Stored items from a collection:
********************

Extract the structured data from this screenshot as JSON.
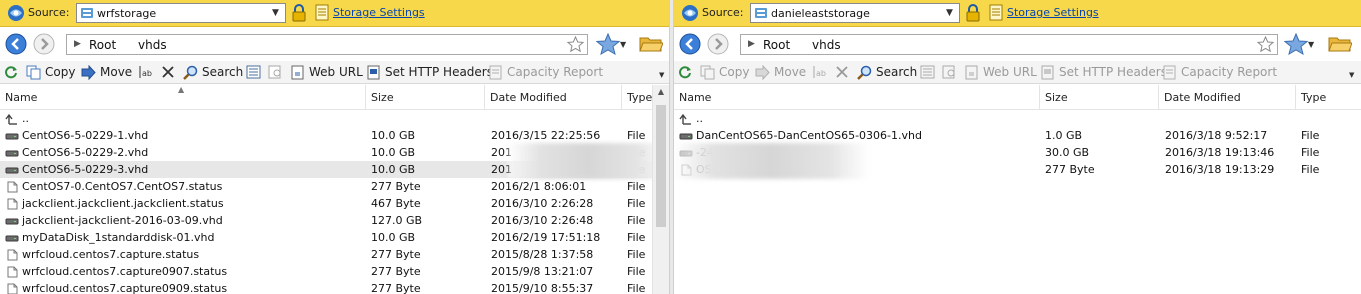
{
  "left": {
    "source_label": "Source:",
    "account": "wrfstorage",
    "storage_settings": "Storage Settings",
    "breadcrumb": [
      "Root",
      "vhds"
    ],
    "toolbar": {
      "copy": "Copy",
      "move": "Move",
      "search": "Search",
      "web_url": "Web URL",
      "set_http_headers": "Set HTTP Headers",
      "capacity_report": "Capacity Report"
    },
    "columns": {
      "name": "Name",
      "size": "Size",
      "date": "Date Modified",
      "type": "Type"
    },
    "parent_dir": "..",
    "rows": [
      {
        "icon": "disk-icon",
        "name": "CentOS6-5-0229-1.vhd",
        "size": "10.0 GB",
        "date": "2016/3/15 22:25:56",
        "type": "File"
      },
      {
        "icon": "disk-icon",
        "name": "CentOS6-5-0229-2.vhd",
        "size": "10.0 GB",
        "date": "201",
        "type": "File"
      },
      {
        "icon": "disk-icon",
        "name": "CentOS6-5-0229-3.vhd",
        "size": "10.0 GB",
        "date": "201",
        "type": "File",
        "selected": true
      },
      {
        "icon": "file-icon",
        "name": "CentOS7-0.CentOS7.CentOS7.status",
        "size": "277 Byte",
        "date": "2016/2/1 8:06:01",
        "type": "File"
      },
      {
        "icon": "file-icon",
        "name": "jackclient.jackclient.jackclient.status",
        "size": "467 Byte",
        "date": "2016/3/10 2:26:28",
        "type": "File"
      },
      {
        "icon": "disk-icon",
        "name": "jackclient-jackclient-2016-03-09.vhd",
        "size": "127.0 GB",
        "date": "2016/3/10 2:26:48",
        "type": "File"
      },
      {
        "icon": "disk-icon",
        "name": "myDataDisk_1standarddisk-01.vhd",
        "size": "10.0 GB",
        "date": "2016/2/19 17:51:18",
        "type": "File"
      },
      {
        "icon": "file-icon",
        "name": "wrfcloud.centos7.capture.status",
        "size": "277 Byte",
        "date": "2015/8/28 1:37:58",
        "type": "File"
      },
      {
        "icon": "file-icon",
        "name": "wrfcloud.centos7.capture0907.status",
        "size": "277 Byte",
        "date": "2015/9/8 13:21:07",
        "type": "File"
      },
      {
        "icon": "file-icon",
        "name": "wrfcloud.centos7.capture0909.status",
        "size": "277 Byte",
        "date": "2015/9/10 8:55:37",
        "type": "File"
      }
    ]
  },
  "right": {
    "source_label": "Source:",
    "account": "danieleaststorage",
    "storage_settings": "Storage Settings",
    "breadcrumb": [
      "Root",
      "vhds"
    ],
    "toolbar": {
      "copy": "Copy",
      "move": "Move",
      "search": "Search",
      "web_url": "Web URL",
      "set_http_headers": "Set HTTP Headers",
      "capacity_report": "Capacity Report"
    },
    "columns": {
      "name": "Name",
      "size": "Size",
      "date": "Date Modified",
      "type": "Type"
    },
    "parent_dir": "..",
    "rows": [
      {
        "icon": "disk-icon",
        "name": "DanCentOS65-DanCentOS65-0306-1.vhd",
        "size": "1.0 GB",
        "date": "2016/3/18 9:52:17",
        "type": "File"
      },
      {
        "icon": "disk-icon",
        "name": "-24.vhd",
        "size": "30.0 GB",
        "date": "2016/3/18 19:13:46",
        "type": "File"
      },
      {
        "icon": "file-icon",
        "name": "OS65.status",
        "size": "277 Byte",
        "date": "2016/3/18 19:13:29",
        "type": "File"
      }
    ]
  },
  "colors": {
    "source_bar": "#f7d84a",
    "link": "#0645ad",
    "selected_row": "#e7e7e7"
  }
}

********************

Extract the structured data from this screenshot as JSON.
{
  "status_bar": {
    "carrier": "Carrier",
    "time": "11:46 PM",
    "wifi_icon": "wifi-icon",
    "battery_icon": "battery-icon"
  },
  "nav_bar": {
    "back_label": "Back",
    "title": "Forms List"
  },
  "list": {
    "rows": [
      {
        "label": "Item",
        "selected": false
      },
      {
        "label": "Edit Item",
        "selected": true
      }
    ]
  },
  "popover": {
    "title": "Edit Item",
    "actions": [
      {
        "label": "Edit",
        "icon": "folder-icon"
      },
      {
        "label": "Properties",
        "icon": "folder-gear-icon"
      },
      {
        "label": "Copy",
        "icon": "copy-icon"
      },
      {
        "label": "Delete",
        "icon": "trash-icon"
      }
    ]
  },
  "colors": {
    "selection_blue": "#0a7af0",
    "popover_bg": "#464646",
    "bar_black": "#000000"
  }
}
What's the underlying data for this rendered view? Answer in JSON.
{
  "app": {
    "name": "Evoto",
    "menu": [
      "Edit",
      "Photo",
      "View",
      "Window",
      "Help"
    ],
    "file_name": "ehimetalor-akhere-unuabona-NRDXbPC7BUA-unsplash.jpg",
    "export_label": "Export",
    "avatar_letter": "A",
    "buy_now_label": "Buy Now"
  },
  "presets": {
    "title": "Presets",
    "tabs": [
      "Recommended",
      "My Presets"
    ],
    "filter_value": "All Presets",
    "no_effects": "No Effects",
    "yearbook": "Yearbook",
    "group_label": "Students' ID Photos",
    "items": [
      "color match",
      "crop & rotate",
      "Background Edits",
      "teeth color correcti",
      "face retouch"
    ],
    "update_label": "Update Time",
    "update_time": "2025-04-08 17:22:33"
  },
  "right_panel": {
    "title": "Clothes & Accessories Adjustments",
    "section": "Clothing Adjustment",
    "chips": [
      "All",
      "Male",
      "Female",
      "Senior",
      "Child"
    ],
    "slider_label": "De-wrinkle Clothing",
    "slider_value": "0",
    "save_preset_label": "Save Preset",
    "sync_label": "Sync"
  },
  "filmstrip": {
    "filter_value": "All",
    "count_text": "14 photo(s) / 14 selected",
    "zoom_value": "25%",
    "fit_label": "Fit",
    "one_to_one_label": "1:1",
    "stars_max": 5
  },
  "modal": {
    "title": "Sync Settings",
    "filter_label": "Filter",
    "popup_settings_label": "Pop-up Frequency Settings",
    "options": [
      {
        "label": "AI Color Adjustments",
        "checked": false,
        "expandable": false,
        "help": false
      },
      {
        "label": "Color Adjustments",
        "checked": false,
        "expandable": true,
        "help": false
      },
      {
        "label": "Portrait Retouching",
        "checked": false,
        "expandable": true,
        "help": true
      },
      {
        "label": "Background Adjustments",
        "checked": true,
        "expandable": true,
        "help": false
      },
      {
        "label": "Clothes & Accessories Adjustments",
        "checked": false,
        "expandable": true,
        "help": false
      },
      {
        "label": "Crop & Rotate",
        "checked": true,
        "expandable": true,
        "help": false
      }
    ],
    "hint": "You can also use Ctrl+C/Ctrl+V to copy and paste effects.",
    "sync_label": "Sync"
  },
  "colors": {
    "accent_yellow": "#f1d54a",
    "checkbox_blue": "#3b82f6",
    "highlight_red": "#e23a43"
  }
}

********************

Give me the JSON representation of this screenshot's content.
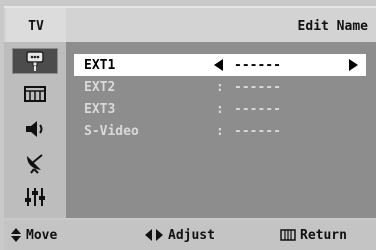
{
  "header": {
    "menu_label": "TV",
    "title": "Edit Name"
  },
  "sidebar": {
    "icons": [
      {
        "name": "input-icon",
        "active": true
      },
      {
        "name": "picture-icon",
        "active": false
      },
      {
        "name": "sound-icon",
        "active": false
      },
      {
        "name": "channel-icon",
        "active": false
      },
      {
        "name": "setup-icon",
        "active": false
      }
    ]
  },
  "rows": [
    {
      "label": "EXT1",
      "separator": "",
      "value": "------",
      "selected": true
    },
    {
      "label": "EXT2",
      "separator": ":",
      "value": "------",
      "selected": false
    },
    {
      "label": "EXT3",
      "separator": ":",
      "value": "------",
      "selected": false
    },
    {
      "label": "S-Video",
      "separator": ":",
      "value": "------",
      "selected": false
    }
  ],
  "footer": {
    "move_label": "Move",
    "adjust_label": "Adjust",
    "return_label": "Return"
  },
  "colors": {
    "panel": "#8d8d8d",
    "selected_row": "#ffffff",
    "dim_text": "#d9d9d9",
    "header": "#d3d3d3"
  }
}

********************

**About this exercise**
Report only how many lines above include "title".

**Result of the exercise**
6